→ Brief: Line filter on the word "footer": copy each matching line from the entries.

Data excerpts
———

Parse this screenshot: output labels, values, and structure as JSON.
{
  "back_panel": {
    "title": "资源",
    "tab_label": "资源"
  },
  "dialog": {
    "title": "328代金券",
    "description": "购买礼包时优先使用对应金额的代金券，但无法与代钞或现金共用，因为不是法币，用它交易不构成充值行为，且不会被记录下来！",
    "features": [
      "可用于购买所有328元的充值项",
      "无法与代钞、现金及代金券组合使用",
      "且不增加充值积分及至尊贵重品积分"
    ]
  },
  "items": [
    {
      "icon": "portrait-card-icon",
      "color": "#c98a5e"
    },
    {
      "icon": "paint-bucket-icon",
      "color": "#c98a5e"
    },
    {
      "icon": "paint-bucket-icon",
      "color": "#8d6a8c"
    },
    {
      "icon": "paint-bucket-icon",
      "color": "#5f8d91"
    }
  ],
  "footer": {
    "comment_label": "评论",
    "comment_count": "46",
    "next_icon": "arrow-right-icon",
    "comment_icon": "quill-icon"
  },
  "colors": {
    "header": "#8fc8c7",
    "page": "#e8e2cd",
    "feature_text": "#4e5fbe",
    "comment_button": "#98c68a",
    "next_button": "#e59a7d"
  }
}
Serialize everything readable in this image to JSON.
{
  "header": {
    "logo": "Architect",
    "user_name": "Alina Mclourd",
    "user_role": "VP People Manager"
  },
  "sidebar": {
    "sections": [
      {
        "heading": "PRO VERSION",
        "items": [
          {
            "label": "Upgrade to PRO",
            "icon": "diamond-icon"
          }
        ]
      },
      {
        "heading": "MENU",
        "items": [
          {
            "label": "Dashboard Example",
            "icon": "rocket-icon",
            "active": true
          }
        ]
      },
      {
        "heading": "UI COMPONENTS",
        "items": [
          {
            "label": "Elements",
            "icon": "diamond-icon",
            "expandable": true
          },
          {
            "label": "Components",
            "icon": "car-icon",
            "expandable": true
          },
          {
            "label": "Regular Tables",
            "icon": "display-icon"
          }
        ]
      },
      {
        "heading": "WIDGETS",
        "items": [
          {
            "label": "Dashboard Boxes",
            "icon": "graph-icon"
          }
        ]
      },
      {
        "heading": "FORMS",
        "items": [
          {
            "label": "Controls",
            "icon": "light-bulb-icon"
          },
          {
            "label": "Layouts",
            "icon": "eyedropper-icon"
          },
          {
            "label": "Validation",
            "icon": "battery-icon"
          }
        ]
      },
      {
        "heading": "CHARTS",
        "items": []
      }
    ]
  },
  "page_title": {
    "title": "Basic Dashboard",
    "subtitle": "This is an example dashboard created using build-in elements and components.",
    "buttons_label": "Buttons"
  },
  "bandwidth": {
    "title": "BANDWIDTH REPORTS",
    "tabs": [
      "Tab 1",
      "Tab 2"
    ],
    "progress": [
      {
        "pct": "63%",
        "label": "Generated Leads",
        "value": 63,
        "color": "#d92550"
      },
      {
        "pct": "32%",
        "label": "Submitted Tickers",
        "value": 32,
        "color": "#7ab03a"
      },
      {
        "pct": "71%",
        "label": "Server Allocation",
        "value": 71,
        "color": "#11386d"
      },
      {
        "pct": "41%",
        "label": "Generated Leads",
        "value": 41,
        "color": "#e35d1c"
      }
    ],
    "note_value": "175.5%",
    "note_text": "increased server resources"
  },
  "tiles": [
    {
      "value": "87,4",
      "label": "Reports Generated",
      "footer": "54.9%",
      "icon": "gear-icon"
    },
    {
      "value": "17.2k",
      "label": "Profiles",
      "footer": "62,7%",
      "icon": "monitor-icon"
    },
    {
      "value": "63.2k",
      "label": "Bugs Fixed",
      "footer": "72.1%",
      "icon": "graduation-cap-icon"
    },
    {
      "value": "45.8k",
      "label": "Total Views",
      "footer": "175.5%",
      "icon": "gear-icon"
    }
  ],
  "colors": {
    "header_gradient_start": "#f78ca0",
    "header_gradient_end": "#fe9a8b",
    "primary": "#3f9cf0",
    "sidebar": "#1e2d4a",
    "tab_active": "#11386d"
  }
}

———

→ Written solution:
  "footer": {
      "footer": "54.9%",
      "footer": "62,7%",
      "footer": "72.1%",
      "footer": "175.5%",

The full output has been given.